▶ **Activity**: Would you write out all the records again, exactly?

━━ Dataset records

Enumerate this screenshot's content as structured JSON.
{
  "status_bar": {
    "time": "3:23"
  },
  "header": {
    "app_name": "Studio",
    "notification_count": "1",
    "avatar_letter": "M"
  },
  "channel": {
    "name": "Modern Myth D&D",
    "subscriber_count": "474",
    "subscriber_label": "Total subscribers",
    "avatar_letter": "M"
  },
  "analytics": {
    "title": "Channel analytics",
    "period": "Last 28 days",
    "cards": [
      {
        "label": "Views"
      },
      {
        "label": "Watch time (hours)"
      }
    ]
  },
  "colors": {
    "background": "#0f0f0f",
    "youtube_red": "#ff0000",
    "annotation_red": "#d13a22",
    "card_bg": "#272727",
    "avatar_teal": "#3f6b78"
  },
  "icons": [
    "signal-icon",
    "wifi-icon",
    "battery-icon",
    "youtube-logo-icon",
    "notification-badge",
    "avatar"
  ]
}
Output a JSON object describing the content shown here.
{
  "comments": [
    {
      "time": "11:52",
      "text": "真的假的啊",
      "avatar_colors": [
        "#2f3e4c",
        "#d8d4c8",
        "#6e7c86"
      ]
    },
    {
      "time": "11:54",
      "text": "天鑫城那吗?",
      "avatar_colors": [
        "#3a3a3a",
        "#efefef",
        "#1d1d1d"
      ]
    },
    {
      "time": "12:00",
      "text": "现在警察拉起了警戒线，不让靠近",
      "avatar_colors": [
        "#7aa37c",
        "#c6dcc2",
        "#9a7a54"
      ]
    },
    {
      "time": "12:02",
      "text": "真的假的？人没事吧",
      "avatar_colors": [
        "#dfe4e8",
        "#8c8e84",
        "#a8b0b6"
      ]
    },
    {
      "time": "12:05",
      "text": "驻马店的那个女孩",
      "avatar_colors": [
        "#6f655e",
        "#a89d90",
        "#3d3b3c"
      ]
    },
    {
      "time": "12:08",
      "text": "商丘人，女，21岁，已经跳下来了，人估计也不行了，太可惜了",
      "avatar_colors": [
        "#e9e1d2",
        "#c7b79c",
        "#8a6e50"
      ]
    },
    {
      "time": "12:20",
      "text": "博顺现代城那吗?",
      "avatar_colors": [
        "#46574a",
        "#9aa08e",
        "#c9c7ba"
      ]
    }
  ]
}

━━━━

▶ **Exercise result**:
Enumerate this screenshot's content as structured JSON.
{
  "status_bar": {
    "time": "3:23"
  },
  "header": {
    "app_name": "Studio",
    "notification_count": "1",
    "avatar_letter": "M"
  },
  "channel": {
    "name": "Modern Myth D&D",
    "subscriber_count": "474",
    "subscriber_label": "Total subscribers",
    "avatar_letter": "M"
  },
  "analytics": {
    "title": "Channel analytics",
    "period": "Last 28 days",
    "cards": [
      {
        "label": "Views"
      },
      {
        "label": "Watch time (hours)"
      }
    ]
  },
  "colors": {
    "background": "#0f0f0f",
    "youtube_red": "#ff0000",
    "annotation_red": "#d13a22",
    "card_bg": "#272727",
    "avatar_teal": "#3f6b78"
  },
  "icons": [
    "signal-icon",
    "wifi-icon",
    "battery-icon",
    "youtube-logo-icon",
    "notification-badge",
    "avatar"
  ]
}
Output a JSON object describing the content shown here.
{
  "comments": [
    {
      "time": "11:52",
      "text": "真的假的啊",
      "avatar_colors": [
        "#2f3e4c",
        "#d8d4c8",
        "#6e7c86"
      ]
    },
    {
      "time": "11:54",
      "text": "天鑫城那吗?",
      "avatar_colors": [
        "#3a3a3a",
        "#efefef",
        "#1d1d1d"
      ]
    },
    {
      "time": "12:00",
      "text": "现在警察拉起了警戒线，不让靠近",
      "avatar_colors": [
        "#7aa37c",
        "#c6dcc2",
        "#9a7a54"
      ]
    },
    {
      "time": "12:02",
      "text": "真的假的？人没事吧",
      "avatar_colors": [
        "#dfe4e8",
        "#8c8e84",
        "#a8b0b6"
      ]
    },
    {
      "time": "12:05",
      "text": "驻马店的那个女孩",
      "avatar_colors": [
        "#6f655e",
        "#a89d90",
        "#3d3b3c"
      ]
    },
    {
      "time": "12:08",
      "text": "商丘人，女，21岁，已经跳下来了，人估计也不行了，太可惜了",
      "avatar_colors": [
        "#e9e1d2",
        "#c7b79c",
        "#8a6e50"
      ]
    },
    {
      "time": "12:20",
      "text": "博顺现代城那吗?",
      "avatar_colors": [
        "#46574a",
        "#9aa08e",
        "#c9c7ba"
      ]
    }
  ]
}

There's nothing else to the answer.